Larson also hired reporter Laurie Abraham to launch “Sick and Poor in Chicago,” a series on urban healthcare that debuted in September 1989 and would later become a book by Abraham titled “Mama Might Be Better Off Dead: The Failure of Health Care in Urban America.” A lengthy excerpt appeared in the Chicago Reader in 1993.
According to the acknowledgements section of the book, Larson hired Abraham “to bring ‘people’ into the investigative publication’s health care reporting. We envisioned a series of stories on health care for the poor, though neither of us was sure what form it should take. But, Roy said, if the articles were successful, perhaps I might expand the series into a book. Roy’s trust in me, his faith in both my writing and my ability to conceive and execute such a project, launched the book.”

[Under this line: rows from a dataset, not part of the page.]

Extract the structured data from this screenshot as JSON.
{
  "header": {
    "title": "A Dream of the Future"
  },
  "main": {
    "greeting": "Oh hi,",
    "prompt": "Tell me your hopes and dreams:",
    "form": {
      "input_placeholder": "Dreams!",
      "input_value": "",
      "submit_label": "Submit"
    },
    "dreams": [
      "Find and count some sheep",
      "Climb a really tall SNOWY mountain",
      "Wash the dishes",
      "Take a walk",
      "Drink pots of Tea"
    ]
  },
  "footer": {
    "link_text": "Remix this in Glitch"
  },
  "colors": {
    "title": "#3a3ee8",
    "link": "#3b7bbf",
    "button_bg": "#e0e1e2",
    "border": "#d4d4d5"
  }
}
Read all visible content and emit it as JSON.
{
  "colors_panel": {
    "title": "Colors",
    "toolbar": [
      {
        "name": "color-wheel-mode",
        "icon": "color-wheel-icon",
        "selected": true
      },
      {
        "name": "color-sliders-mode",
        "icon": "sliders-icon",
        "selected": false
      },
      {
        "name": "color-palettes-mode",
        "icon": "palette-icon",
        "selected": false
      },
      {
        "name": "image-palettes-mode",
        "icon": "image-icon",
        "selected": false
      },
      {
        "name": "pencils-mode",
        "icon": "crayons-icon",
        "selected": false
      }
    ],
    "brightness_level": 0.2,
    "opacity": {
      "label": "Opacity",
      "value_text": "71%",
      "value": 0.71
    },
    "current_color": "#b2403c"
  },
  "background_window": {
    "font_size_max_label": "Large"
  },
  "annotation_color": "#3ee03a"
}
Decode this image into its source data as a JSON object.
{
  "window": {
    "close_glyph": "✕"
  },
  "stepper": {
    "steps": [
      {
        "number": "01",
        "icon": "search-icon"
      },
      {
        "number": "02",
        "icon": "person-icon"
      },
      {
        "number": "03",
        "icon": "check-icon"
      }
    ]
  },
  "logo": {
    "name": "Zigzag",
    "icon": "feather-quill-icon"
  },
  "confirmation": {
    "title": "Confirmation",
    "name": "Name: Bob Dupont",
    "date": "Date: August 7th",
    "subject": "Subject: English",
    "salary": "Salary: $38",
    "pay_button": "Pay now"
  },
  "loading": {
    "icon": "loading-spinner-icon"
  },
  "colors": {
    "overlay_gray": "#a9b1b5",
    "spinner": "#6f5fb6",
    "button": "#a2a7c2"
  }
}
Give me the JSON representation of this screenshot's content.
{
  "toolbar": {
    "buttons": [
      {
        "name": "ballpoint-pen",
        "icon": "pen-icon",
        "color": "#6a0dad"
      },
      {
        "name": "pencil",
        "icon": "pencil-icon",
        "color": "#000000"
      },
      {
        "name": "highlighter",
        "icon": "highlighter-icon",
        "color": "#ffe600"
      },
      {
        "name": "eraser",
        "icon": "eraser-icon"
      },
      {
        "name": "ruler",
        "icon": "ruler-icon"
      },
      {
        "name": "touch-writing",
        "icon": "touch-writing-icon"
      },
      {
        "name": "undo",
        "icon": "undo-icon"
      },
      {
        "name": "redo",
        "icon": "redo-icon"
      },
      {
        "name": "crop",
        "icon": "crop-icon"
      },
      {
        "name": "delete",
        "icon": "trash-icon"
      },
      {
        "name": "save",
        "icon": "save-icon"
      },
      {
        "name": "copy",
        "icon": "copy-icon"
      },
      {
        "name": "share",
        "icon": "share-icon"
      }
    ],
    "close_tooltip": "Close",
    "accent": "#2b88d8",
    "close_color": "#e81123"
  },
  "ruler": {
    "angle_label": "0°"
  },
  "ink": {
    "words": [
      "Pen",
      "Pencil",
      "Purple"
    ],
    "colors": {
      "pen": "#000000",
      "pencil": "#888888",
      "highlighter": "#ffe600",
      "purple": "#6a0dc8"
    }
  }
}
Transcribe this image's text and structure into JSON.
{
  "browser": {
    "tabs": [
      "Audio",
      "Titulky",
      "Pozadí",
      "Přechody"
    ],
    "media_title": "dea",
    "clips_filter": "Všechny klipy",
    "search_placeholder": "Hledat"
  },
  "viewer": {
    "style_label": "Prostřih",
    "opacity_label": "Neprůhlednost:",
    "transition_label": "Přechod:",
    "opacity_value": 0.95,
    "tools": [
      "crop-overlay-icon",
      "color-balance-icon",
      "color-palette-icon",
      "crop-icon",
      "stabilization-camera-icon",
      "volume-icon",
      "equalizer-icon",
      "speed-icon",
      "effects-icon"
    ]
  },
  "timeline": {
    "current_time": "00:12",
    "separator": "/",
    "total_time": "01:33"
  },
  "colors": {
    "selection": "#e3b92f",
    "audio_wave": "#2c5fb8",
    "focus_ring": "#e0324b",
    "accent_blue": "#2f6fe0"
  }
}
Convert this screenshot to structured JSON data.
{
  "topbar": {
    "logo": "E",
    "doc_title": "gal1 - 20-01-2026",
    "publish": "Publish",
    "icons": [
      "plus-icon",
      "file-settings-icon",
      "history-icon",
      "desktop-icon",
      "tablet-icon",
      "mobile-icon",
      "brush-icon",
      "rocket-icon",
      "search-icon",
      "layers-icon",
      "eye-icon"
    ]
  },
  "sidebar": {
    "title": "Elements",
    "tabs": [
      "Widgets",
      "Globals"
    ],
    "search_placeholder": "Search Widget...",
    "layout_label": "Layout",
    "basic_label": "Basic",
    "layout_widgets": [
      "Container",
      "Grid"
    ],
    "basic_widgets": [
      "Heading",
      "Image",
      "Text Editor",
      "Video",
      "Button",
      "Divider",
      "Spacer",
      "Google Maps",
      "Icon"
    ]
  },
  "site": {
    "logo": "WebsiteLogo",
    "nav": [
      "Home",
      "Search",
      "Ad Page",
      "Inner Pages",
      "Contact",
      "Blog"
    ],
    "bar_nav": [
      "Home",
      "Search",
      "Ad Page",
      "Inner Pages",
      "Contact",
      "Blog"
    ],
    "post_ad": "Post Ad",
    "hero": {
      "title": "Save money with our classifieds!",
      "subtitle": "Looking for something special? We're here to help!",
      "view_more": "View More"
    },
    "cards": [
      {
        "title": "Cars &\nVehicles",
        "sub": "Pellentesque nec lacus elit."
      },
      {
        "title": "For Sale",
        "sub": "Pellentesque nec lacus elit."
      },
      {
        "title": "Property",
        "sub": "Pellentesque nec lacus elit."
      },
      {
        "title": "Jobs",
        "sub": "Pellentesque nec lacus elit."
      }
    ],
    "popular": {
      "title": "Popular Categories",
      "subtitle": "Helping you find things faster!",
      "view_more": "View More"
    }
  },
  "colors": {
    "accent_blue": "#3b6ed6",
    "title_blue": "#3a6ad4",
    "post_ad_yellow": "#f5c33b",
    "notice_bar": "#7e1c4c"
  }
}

Creating Catalyst Chicago
In 1990, Linda Lenz, a former colleague of Larson’s at the Sun-Times, arrived at Community Renewal Society, the Reporter’s parent organization, with an idea to cover education that would become Catalyst Chicago magazine.
“Roy melded my idea with CRS’s idea for a newsletter for parents, and together we went in search of funding. As it turned out, the MacArthur and Joyce foundations had been looking for a way to track implementation of the Reform Act, and The Chicago Community Trust was interested in assisting parents,” Lenz wrote in 2015, before the publication merged with the Reporter. Larson also served as its publisher.
“A lot of organizations do not survive the succession of their founder,” Schrag said, “and The Chicago Reporter did. I think Roy gets all the credit for that. He hired a good staff. He let us do our jobs. He kept the financial ship afloat. He gave us a vision.”
Larson left the Reporter in 1994 to establish the Garrett-Medill Center for Religion and the News Media, a joint project of Garrett-Evangelical Theological Seminary and the Medill School of Journalism at Northwestern University, according to a 40th anniversary Reporter profile.
Larson was born and raised in Moline, Illinois, and edited “Line O’ Type,” his school paper, according to a profile published by the Religion News Association to celebrate a 2014 lifetime achievement award. He graduated in 1951 from Augustana College with a bachelor’s degree and received a Master of Divinity degree from Garrett-Evangelical in 1955.
Larson was living at the Monarch Landing senior community in Naperville, according to his son Mark. He is also survived by his wife Dorothy — they would have celebrated their 70th anniversary this year — his daughter Jodie, and seven grandchildren and 11 great-grandchildren.
The memorial service for Roy Larson is postponed at this time.